(Items listed in a dataset)
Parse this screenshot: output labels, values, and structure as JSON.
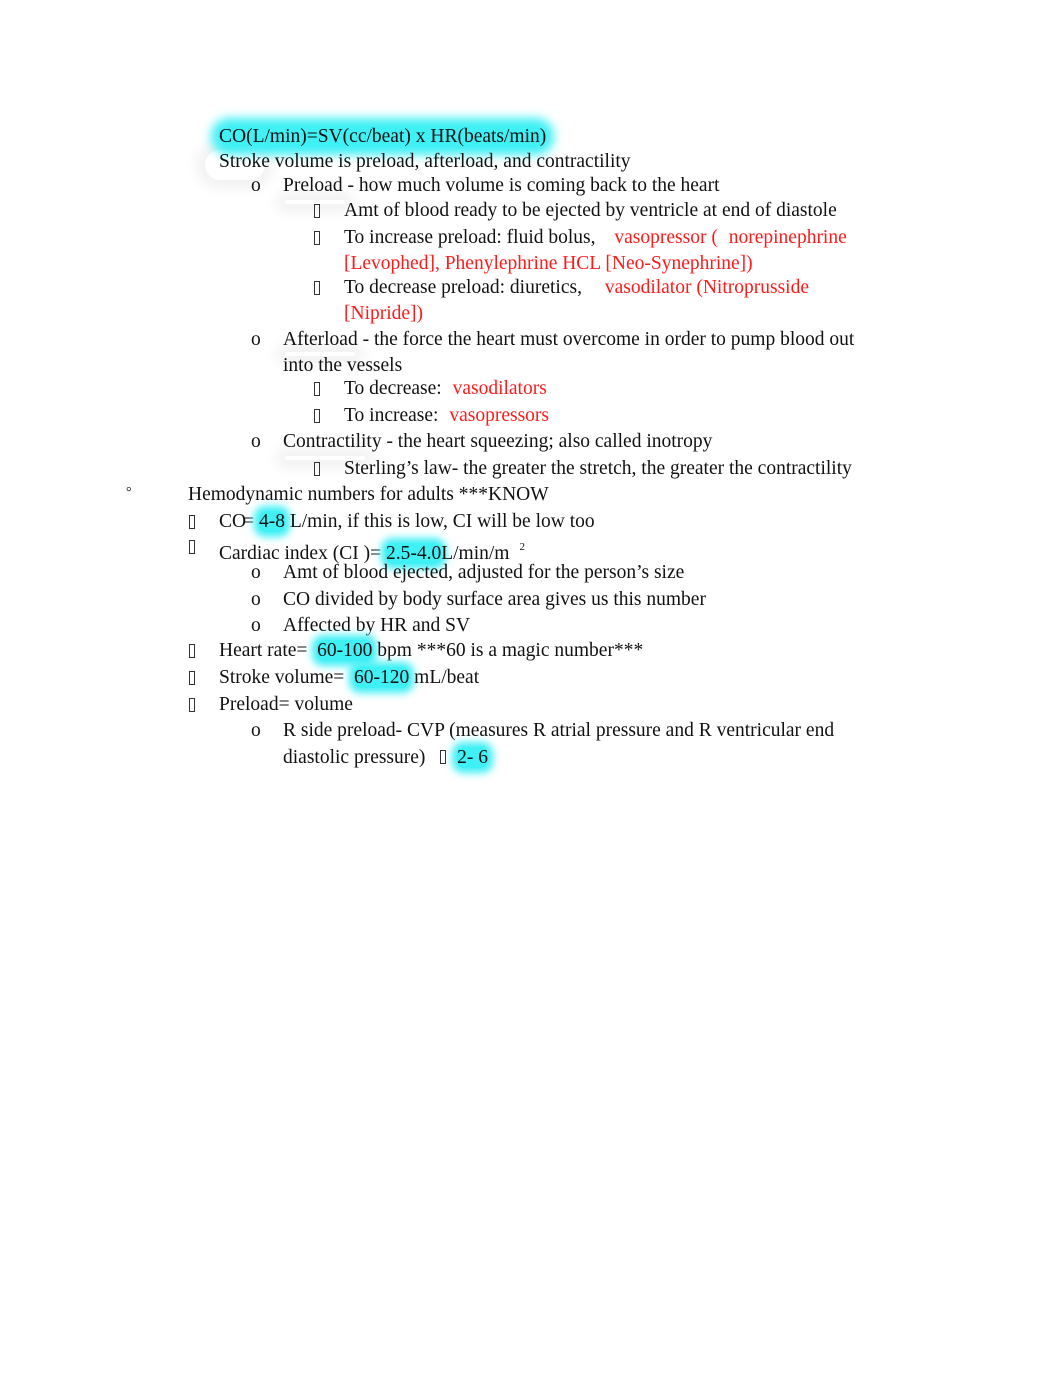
{
  "bullets": {
    "level2": "o",
    "level3_icon": "box-bullet",
    "level0": "°"
  },
  "colors": {
    "highlight": "#3ff0f5",
    "red_text": "#ff1a1a",
    "body_text": "#111111"
  },
  "section1": {
    "formula": "CO(L/min)=SV(cc/beat) x HR(beats/min)",
    "sv_intro": "Stroke volume is preload, afterload, and contractility",
    "preload": {
      "label": "Preload",
      "desc": " - how much volume is coming back to the heart",
      "items": [
        {
          "text": "Amt of blood ready to be ejected by ventricle at end of diastole"
        },
        {
          "text": "To increase preload: fluid bolus,",
          "red_1": "vasopressor (",
          "red_2": "norepinephrine",
          "red_cont": "[Levophed], Phenylephrine HCL [Neo-Synephrine])"
        },
        {
          "text": "To decrease preload: diuretics,",
          "red_1": "vasodilator (Nitroprusside",
          "red_cont": "[Nipride])"
        }
      ]
    },
    "afterload": {
      "label": "Afterload",
      "desc": " - the force the heart must overcome in order to pump blood out",
      "desc_cont": "into the vessels",
      "items": [
        {
          "text": "To decrease:",
          "red": "vasodilators"
        },
        {
          "text": "To increase:",
          "red": "vasopressors"
        }
      ]
    },
    "contractility": {
      "text": "Contractility - the heart squeezing; also called inotropy",
      "items": [
        {
          "text": "Sterling’s law- the greater the stretch, the greater the contractility"
        }
      ]
    }
  },
  "section2": {
    "heading": "Hemodynamic numbers for adults ***KNOW",
    "co": {
      "prefix": "CO",
      "eq": "= ",
      "value": "4-8",
      "suffix": " L/min, if this is low, CI will be low too"
    },
    "ci": {
      "prefix": "Cardiac index (CI )= ",
      "value": "2.5-4.0",
      "suffix": "L/min/m",
      "sup": "2",
      "items": [
        "Amt of blood ejected, adjusted for the person’s size",
        "CO divided by body surface area gives us this number",
        "Affected by HR and SV"
      ]
    },
    "hr": {
      "prefix": "Heart rate=  ",
      "value": "60-100",
      "suffix": " bpm ***60 is a magic number***"
    },
    "sv": {
      "prefix": "Stroke volume=  ",
      "value": "60-120",
      "suffix": " mL/beat"
    },
    "preload": {
      "text": "Preload= volume",
      "item_text": "R side preload- CVP (measures R atrial pressure and R ventricular end",
      "item_cont": "diastolic pressure)",
      "value": "2- 6"
    }
  }
}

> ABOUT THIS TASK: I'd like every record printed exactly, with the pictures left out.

> SOLUTION TO THE EXERCISE:
Parse this screenshot: output labels, values, and structure as JSON.
{
  "bullets": {
    "level2": "o",
    "level3_icon": "box-bullet",
    "level0": "°"
  },
  "colors": {
    "highlight": "#3ff0f5",
    "red_text": "#ff1a1a",
    "body_text": "#111111"
  },
  "section1": {
    "formula": "CO(L/min)=SV(cc/beat) x HR(beats/min)",
    "sv_intro": "Stroke volume is preload, afterload, and contractility",
    "preload": {
      "label": "Preload",
      "desc": " - how much volume is coming back to the heart",
      "items": [
        {
          "text": "Amt of blood ready to be ejected by ventricle at end of diastole"
        },
        {
          "text": "To increase preload: fluid bolus,",
          "red_1": "vasopressor (",
          "red_2": "norepinephrine",
          "red_cont": "[Levophed], Phenylephrine HCL [Neo-Synephrine])"
        },
        {
          "text": "To decrease preload: diuretics,",
          "red_1": "vasodilator (Nitroprusside",
          "red_cont": "[Nipride])"
        }
      ]
    },
    "afterload": {
      "label": "Afterload",
      "desc": " - the force the heart must overcome in order to pump blood out",
      "desc_cont": "into the vessels",
      "items": [
        {
          "text": "To decrease:",
          "red": "vasodilators"
        },
        {
          "text": "To increase:",
          "red": "vasopressors"
        }
      ]
    },
    "contractility": {
      "text": "Contractility - the heart squeezing; also called inotropy",
      "items": [
        {
          "text": "Sterling’s law- the greater the stretch, the greater the contractility"
        }
      ]
    }
  },
  "section2": {
    "heading": "Hemodynamic numbers for adults ***KNOW",
    "co": {
      "prefix": "CO",
      "eq": "= ",
      "value": "4-8",
      "suffix": " L/min, if this is low, CI will be low too"
    },
    "ci": {
      "prefix": "Cardiac index (CI )= ",
      "value": "2.5-4.0",
      "suffix": "L/min/m",
      "sup": "2",
      "items": [
        "Amt of blood ejected, adjusted for the person’s size",
        "CO divided by body surface area gives us this number",
        "Affected by HR and SV"
      ]
    },
    "hr": {
      "prefix": "Heart rate=  ",
      "value": "60-100",
      "suffix": " bpm ***60 is a magic number***"
    },
    "sv": {
      "prefix": "Stroke volume=  ",
      "value": "60-120",
      "suffix": " mL/beat"
    },
    "preload": {
      "text": "Preload= volume",
      "item_text": "R side preload- CVP (measures R atrial pressure and R ventricular end",
      "item_cont": "diastolic pressure)",
      "value": "2- 6"
    }
  }
}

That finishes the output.